Mount Tamalpais

we talk about life
stumbling upward toward East
Peak, the fog slowly
disappearing into blue sky
day on this mountain

where we remember thirty
that age when last
here, ascending together as
if time remains still
but no, five kids

between us, balding heads
failing vision, and all
the rest of middle
age, to think in
another fourteen we will

be sixty, how long
will the mountain remain
ours, before it nudges
us off fire roads, away
from crow filled branches

we look down on
Lake Lagunitas, that water
holding minutes like a
Jim Croce song that
lasts forever, then stops

At 80 Years Old

If I wanted, every day could be a funeral.
So simple, just put a name into the computer,

wait for the obituary to pop up. Those older guys
are gone, my coaches, teachers, even that camp

counselor from Pine Island, up in Maine, he
could hold his breath underwater for 2 minutes.

Never thought they’d all go away, but there’s
the little candle, Legacy.com warming the screen

with another smiling photo. I read all the comments,
deeply miss her, sincere condolences, with such

a heavy heart. And I feel the weight of age with my
scrolling fingers, try to remember the last time I

saw him, her. What did we talk about? Maybe I’ll
google their kids, see where they ended up.

Minutes pass and I close the laptop,
pretend they’re all still alive.

Making Sense of Time Passing

Usually the plan is to
read and read and read

the poems of others, until
something strikes my imagination.

This often works, sometimes it is
just a word, like pulsating or

scramble, a pathway to completely
forget that my shoelaces are tied or

that these fingers belong to me.
Lost in the moment, obvious and

unpoetic, then again, also true.
That really so much writing is just

abstract painting, adding color,
a swirl, skip a line, then do it again,

and again, until the crickets outside
sound like laptop keys, and nothing

is lost, not these seconds, not the
clear air of night, not my quiet mind

making sense of time passing,
time passing.

House Says Goodbye

It is only a house, wood, paint, single pane glass windows,
but ten years pass and it is no longer ours, no longer

that two-story blanket that covered us in our laughter,
held our bare feet on floorboards that knew our family’s

groove, from Gangnam Style to I ain’t your mama, no I
ain’t your mama, not anymore. Sold, our Spanish

American War casa, Victorian era, master bedroom in
the San Francisco fog, where I daydreamed through

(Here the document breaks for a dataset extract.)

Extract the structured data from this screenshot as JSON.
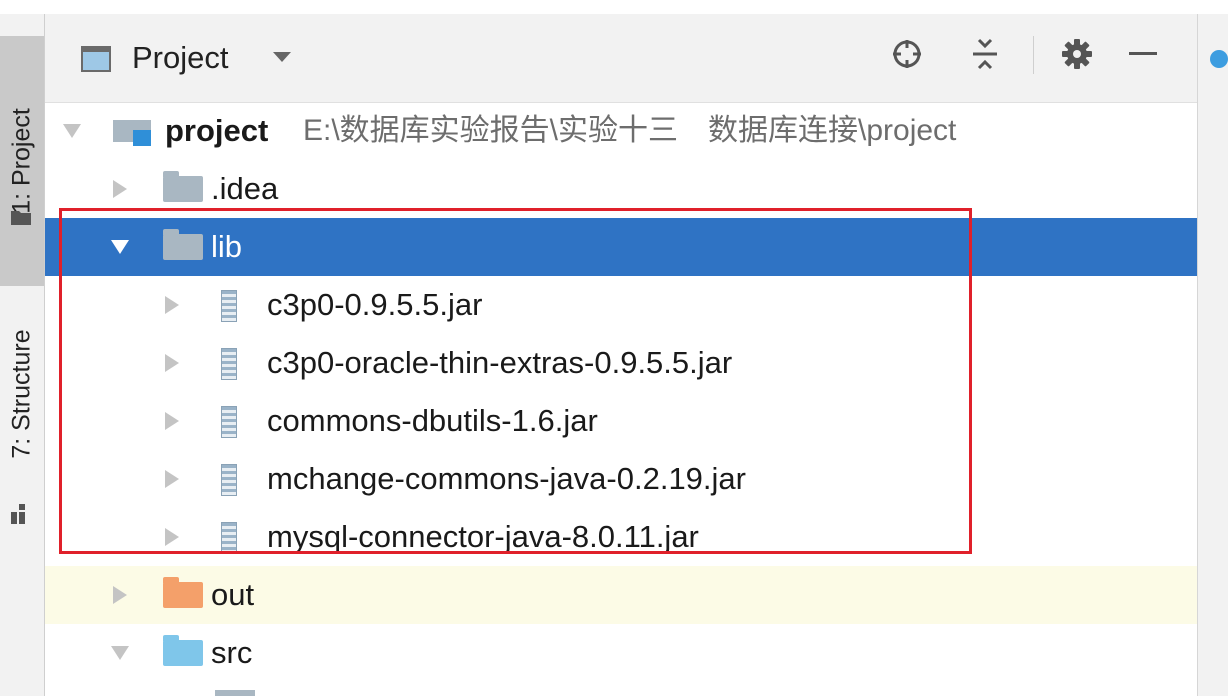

tree leaves and power lines, pondered this and that, scribbled,
loved and prayed on dark rainy nights. This place held

us in moments, just moments that always go on to the next,
the goodbye was always waiting, we left and it said hello.

Of Time and the Kite

when my daughter was young we flew a kite
from her wooden deck, bedroom balcony
she held the string, I watched wind
invisible thing
nearby leaves rustling, flapping
nylon snapping, waiting for release
to soar or sink, ever the question
on a day such as this
the two of us standing there wondering
what does it mean to fly away?
I let go, her twine wriggled through fingers
up and up it went
sun stopped for seconds
our fabric patch covering time

Gray Hair

I actually want the time to show, let the world know that I’m that much closer to the abyss. Aged ringlets at the borders with brown, blonde before that, when hair was just hair. Above my ears a battleground, the grays sending sentinels, accumulating knowledge for the next attack. I stop and stare like Rembrandt with a ballpoint pen, pluck rogue whites from eyebrows where they grow as if I were a 19th century senator. Better than bald, some say, distinguished, the old compliment the old. Rejoice, rejoice, we have no choice, my favorite Crosby, Stills, Nash and Young line. Oh but we do, ointments to push back nature, like pioneers clearcutting ancient redwoods. I look in the mirror again, as if it matters, as if I will be here forever, in wonder over the me I see. This face, this head, these gray hairs, human dust clinging to a self making meaning out of molecules.

Summer Beard

Whiskers start in June
mostly black, some gray
pushing through skin
like sunflowers they emerge
carefree, unrestrained by razors
of other seasons
when they are scraped away
like speckled truth
man’s primitive nature hemmed.
Summertime, I let them grow for days
like a backpacker searching
for my lost youth.
Long hours of shadowy sun
my face like time
standing still.